### WHAT YOU NEED TO DO:
Using the data that follows, state the number of lines holding the word "preview", and give no other output.
-- RECORD EXCERPTS follows --
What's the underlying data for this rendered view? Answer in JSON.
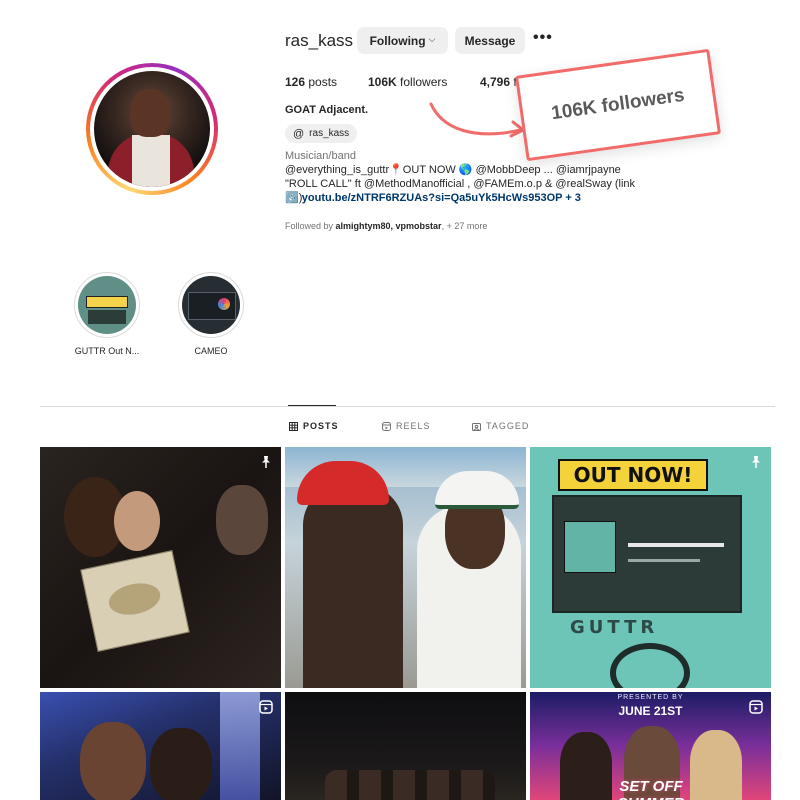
{
  "profile": {
    "username": "ras_kass",
    "following_button": "Following",
    "message_button": "Message",
    "more_button": "•••",
    "posts_count": "126",
    "posts_label": "posts",
    "followers_count": "106K",
    "followers_label": "followers",
    "following_count": "4,796",
    "following_label": "following",
    "full_name": "GOAT Adjacent.",
    "threads_handle": "ras_kass",
    "category": "Musician/band",
    "bio_line1": "@everything_is_guttr📍OUT NOW 🌎 @MobbDeep ... @iamrjpayne",
    "bio_line2": "\"ROLL CALL\" ft @MethodManofficial , @FAMEm.o.p & @realSway (link ⬇️)",
    "link": "youtu.be/zNTRF6RZUAs?si=Qa5uYk5HcWs953OP + 3",
    "followed_by_prefix": "Followed by ",
    "followed_by_names": "almightym80, vpmobstar",
    "followed_by_suffix": ", + 27 more"
  },
  "annotation": {
    "callout_text": "106K followers",
    "accent_color": "#f26b6b"
  },
  "highlights": [
    {
      "label": "GUTTR Out N..."
    },
    {
      "label": "CAMEO"
    }
  ],
  "tabs": [
    {
      "label": "POSTS",
      "icon": "grid-icon",
      "active": true
    },
    {
      "label": "REELS",
      "icon": "reels-icon",
      "active": false
    },
    {
      "label": "TAGGED",
      "icon": "tagged-icon",
      "active": false
    }
  ],
  "posts": [
    {
      "badge": "pin-icon"
    },
    {
      "badge": ""
    },
    {
      "badge": "pin-icon",
      "text_top": "OUT NOW!",
      "text_mid": "GUTTR"
    },
    {
      "badge": "reel-icon"
    },
    {
      "badge": ""
    },
    {
      "badge": "reel-icon",
      "text_top": "PRESENTED BY",
      "text_date": "JUNE 21ST",
      "text_title": "SET OFF SUMMER"
    }
  ]
}
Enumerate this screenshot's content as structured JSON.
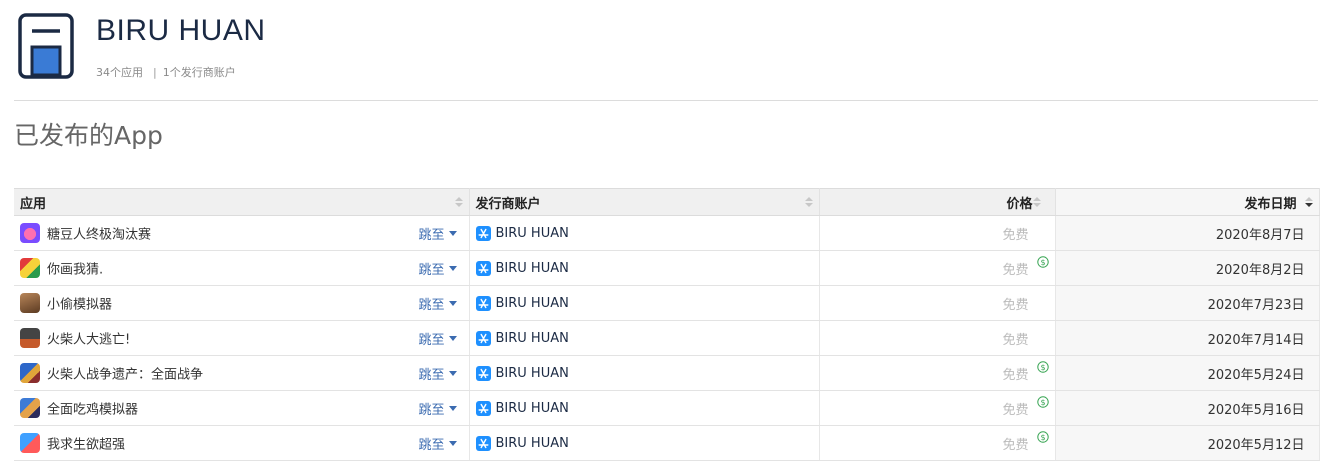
{
  "developer": {
    "name": "BIRU HUAN",
    "app_count": "34个应用",
    "separator": "|",
    "publisher_count": "1个发行商账户"
  },
  "section_title": "已发布的App",
  "table": {
    "headers": {
      "app": "应用",
      "publisher": "发行商账户",
      "price": "价格",
      "date": "发布日期"
    },
    "jump_label": "跳至",
    "rows": [
      {
        "icon": "candy-bean-app-icon",
        "name": "糖豆人终极淘汰赛",
        "publisher": "BIRU HUAN",
        "price": "免费",
        "iap": false,
        "date": "2020年8月7日"
      },
      {
        "icon": "draw-guess-app-icon",
        "name": "你画我猜.",
        "publisher": "BIRU HUAN",
        "price": "免费",
        "iap": true,
        "date": "2020年8月2日"
      },
      {
        "icon": "thief-sim-app-icon",
        "name": "小偷模拟器",
        "publisher": "BIRU HUAN",
        "price": "免费",
        "iap": false,
        "date": "2020年7月23日"
      },
      {
        "icon": "stickman-escape-app-icon",
        "name": "火柴人大逃亡!",
        "publisher": "BIRU HUAN",
        "price": "免费",
        "iap": false,
        "date": "2020年7月14日"
      },
      {
        "icon": "stickman-war-app-icon",
        "name": "火柴人战争遗产：全面战争",
        "publisher": "BIRU HUAN",
        "price": "免费",
        "iap": true,
        "date": "2020年5月24日"
      },
      {
        "icon": "chicken-sim-app-icon",
        "name": "全面吃鸡模拟器",
        "publisher": "BIRU HUAN",
        "price": "免费",
        "iap": true,
        "date": "2020年5月16日"
      },
      {
        "icon": "survival-app-icon",
        "name": "我求生欲超强",
        "publisher": "BIRU HUAN",
        "price": "免费",
        "iap": true,
        "date": "2020年5月12日"
      }
    ]
  },
  "colors": {
    "link": "#3b6bb0",
    "store_icon": "#1e90ff",
    "iap_icon": "#3aa655",
    "logo_accent": "#3a7bd5"
  }
}
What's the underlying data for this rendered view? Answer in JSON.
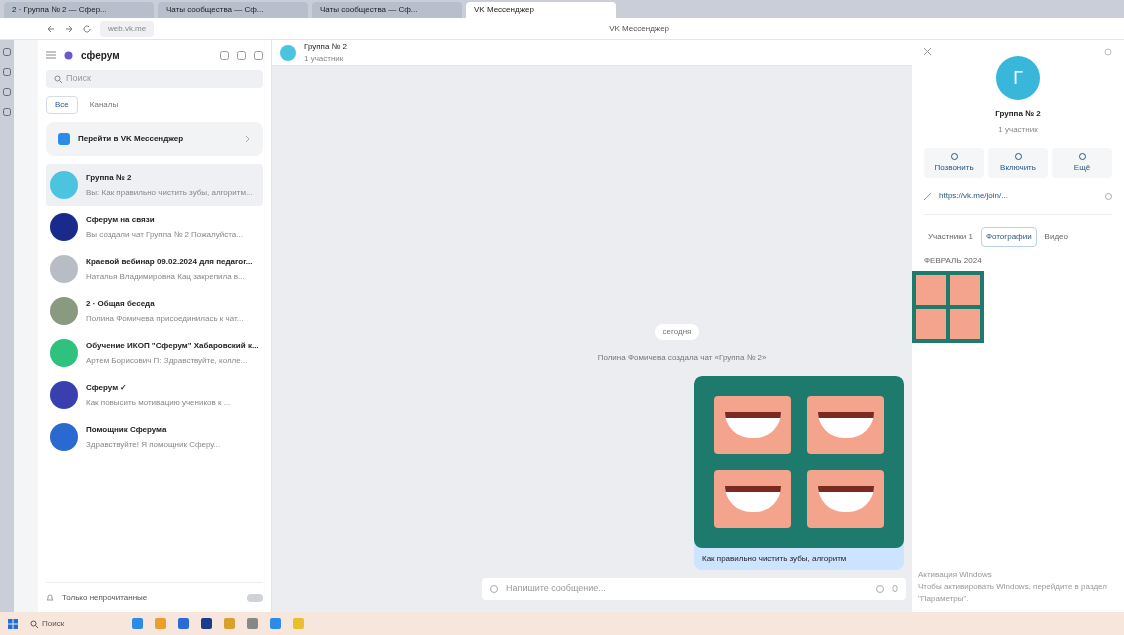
{
  "browser": {
    "tabs": [
      {
        "label": "2 · Группа № 2 — Сфер...",
        "selected": false
      },
      {
        "label": "Чаты сообщества — Сф...",
        "selected": false
      },
      {
        "label": "Чаты сообщества — Сф...",
        "selected": false
      },
      {
        "label": "VK Мессенджер",
        "selected": true
      }
    ],
    "address": "web.vk.me",
    "page_title": "VK Мессенджер"
  },
  "sidebar": {
    "account": "сферум",
    "search": {
      "placeholder": "Поиск"
    },
    "filters": [
      {
        "label": "Все",
        "selected": true
      },
      {
        "label": "Каналы",
        "selected": false
      }
    ],
    "promo": "Перейти в VK Мессенджер",
    "chats": [
      {
        "title": "Группа № 2",
        "preview": "Вы: Как правильно чистить зубы, алгоритм...",
        "color": "#4cc4e0",
        "selected": true
      },
      {
        "title": "Сферум на связи",
        "preview": "Вы создали чат Группа № 2 Пожалуйста...",
        "color": "#1a2a8a",
        "selected": false
      },
      {
        "title": "Краевой вебинар 09.02.2024 для педагог...",
        "preview": "Наталья Владимировна Кац закрепила в...",
        "color": "#b8bcc4",
        "selected": false
      },
      {
        "title": "2 · Общая беседа",
        "preview": "Полина Фомичева присоединилась к чат...",
        "color": "#8a9a80",
        "selected": false
      },
      {
        "title": "Обучение ИКОП \"Сферум\" Хабаровский к...",
        "preview": "Артем Борисович П: Здравствуйте, колле...",
        "color": "#2ec27e",
        "selected": false
      },
      {
        "title": "Сферум ✓",
        "preview": "Как повысить мотивацию учеников к ...",
        "color": "#3a3fb0",
        "selected": false
      },
      {
        "title": "Помощник Сферума",
        "preview": "Здравствуйте! Я помощник Сферу...",
        "color": "#2a6ad0",
        "selected": false
      }
    ],
    "unread_only": {
      "label": "Только непрочитанные",
      "on": false
    }
  },
  "chat": {
    "title": "Группа № 2",
    "subtitle": "1 участник",
    "date": "сегодня",
    "service": "Полина Фомичева создала чат «Группа № 2»",
    "message": {
      "caption": "Как правильно чистить зубы, алгоритм"
    },
    "input": {
      "placeholder": "Напишите сообщение..."
    }
  },
  "info": {
    "avatar_letter": "Г",
    "title": "Группа № 2",
    "subtitle": "1 участник",
    "actions": [
      "Позвонить",
      "Включить",
      "Ещё"
    ],
    "link": "https://vk.me/join/...",
    "tabs": [
      {
        "label": "Участники 1",
        "selected": false
      },
      {
        "label": "Фотографии",
        "selected": true
      },
      {
        "label": "Видео",
        "selected": false
      }
    ],
    "month": "ФЕВРАЛЬ 2024"
  },
  "os": {
    "activation_title": "Активация Windows",
    "activation_text": "Чтобы активировать Windows, перейдите в раздел \"Параметры\".",
    "search": "Поиск"
  }
}
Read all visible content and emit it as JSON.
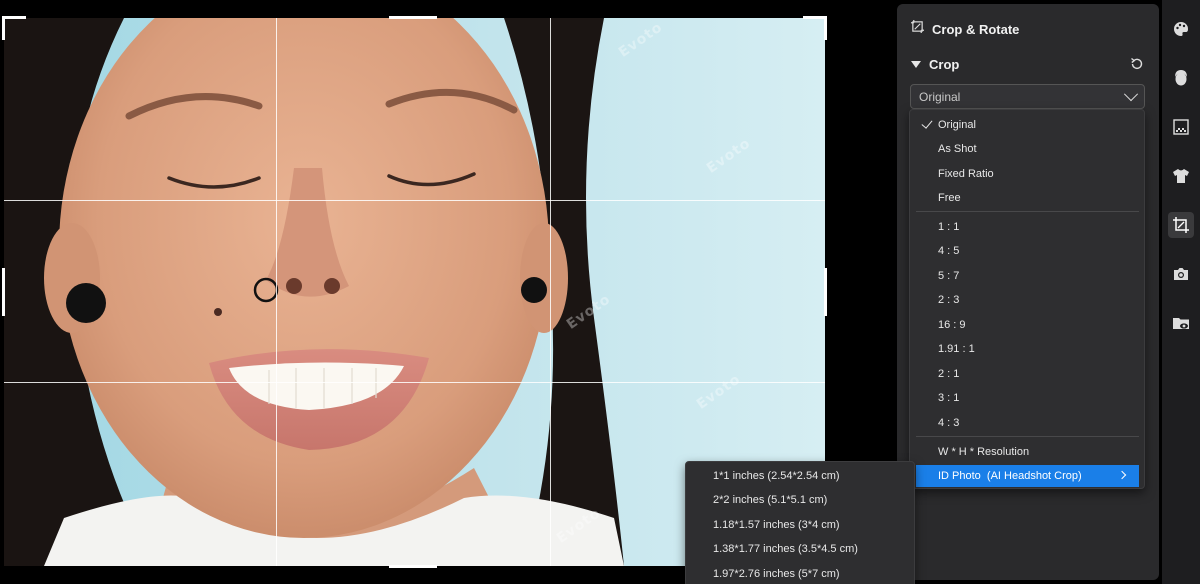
{
  "panel": {
    "title": "Crop & Rotate",
    "crop_label": "Crop",
    "select_value": "Original"
  },
  "ratio_menu": {
    "group1": [
      "Original",
      "As Shot",
      "Fixed Ratio",
      "Free"
    ],
    "group2": [
      "1 : 1",
      "4 : 5",
      "5 : 7",
      "2 : 3",
      "16 : 9",
      "1.91 : 1",
      "2 : 1",
      "3 : 1",
      "4 : 3"
    ],
    "group3": [
      "W * H * Resolution",
      "ID Photo  (AI Headshot Crop)"
    ],
    "checked": "Original",
    "highlighted": "ID Photo  (AI Headshot Crop)"
  },
  "id_photo_submenu": [
    "1*1 inches (2.54*2.54 cm)",
    "2*2 inches (5.1*5.1 cm)",
    "1.18*1.57 inches (3*4 cm)",
    "1.38*1.77 inches (3.5*4.5 cm)",
    "1.97*2.76 inches (5*7 cm)"
  ],
  "watermark_text": "Evoto",
  "toolbar_icons": [
    "palette-icon",
    "face-icon",
    "background-icon",
    "clothing-icon",
    "crop-icon",
    "camera-icon",
    "folder-eye-icon"
  ],
  "colors": {
    "accent": "#1a7fe8",
    "panel_bg": "#2a2a2c",
    "menu_bg": "#2e2e30"
  }
}
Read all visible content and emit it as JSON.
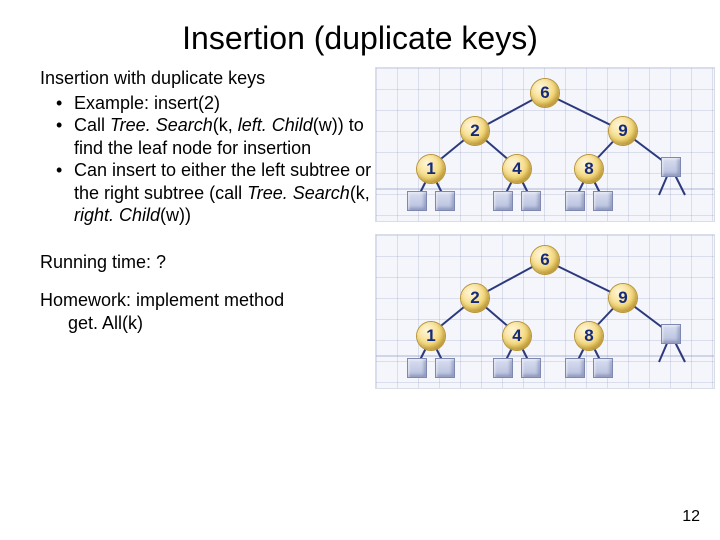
{
  "title": "Insertion (duplicate keys)",
  "subheader": "Insertion with duplicate keys",
  "bullet1": "Example: insert(2)",
  "bullet2_a": "Call ",
  "bullet2_b": "Tree. Search",
  "bullet2_c": "(k, ",
  "bullet2_d": "left. Child",
  "bullet2_e": "(w)) to find the leaf node for insertion",
  "bullet3_a": "Can insert to either the left subtree or the right subtree (call ",
  "bullet3_b": "Tree. Search",
  "bullet3_c": "(k, ",
  "bullet3_d": "right. Child",
  "bullet3_e": "(w))",
  "running": "Running time: ?",
  "hw1": "Homework: implement method",
  "hw2": "get. All(k)",
  "pagenum": "12",
  "tree": {
    "n6": "6",
    "n2": "2",
    "n9": "9",
    "n1": "1",
    "n4": "4",
    "n8": "8"
  }
}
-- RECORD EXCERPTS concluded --
### RESULT BELOW:
7